  • Cyber – Using the Internet or cell phones to inflict emotional harm on another child by posting negative images, sending threats, leaving hurtful voice mails, creating negative web sites or posting negative information on social networking sites.

Girls and boys tend to bully in different ways

  • Male bullying tends to be physical or involve intimidation and coercion (handing over lunch money)
  • Female bullying tends to be indirect. Girls are more likely to exclude one another, spread rumors and use cyberbullying as a tool for harassment.
  • This doesn’t mean girls never get physical or boys never use the Internet to bully. These patterns simply expose how gender can affect the type of bullying taking place in a given situation.

Types of Bullies
Current research reveals different roles children play in the bullying cycle.

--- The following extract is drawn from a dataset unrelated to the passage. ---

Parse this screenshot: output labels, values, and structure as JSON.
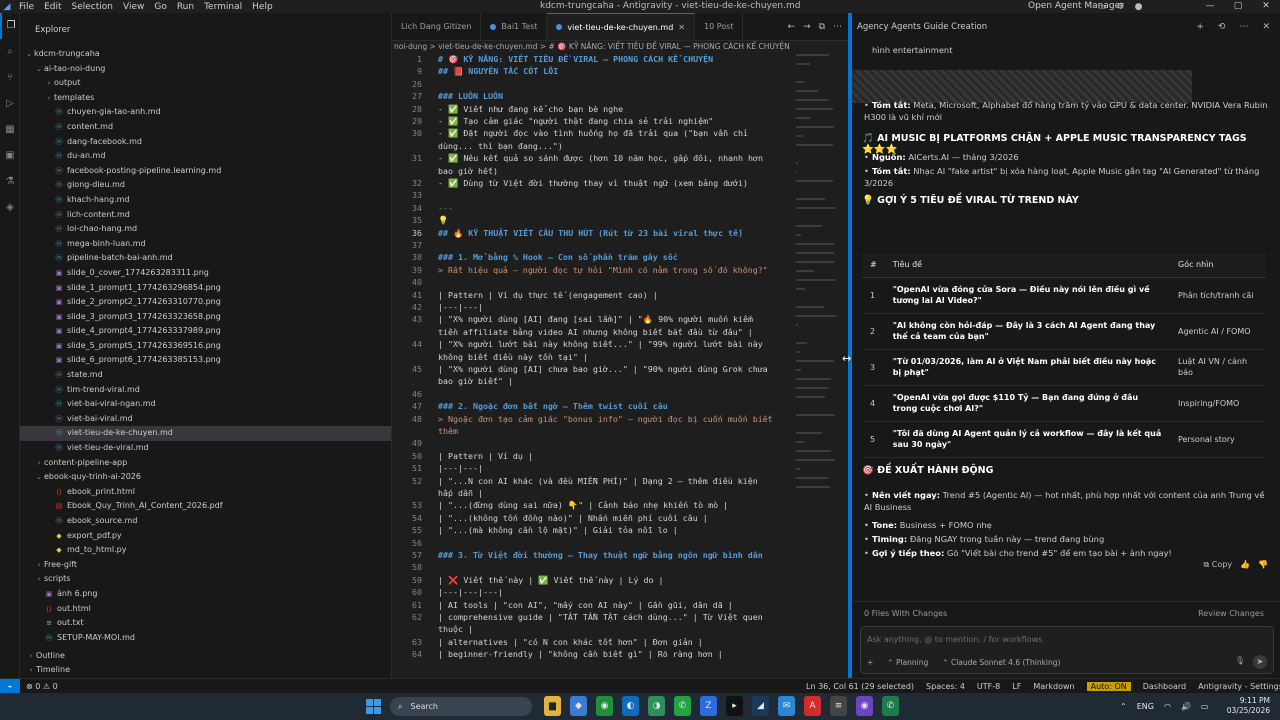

  • Ring Leader – The person who leads or dictates the act of bullying through intimidation and influence.
  • Assistant – The person who participates in the bullying to avoid being a target of the ringleader.
  • Reinforcer – A child who shows positive encouragement toward the main bully.
  • Bystander – A student who witnesses bullying but stays silent out of fear, which appears to condone the act. It is very easy for children to fall into this category.
  • Defender – The student who stands up against a bully or group of bullies.

Many students engage in bullying as a group because it allows them to feel they are not responsible for their behavior. It can be extremely difficult for children to walk away when it’s the popular kids who are doing the bullying.

Email Melissa or call (713) 444-6471

To schedule Melissa to speak at your parent or teacher group about how to combat bullying and cyberbullying.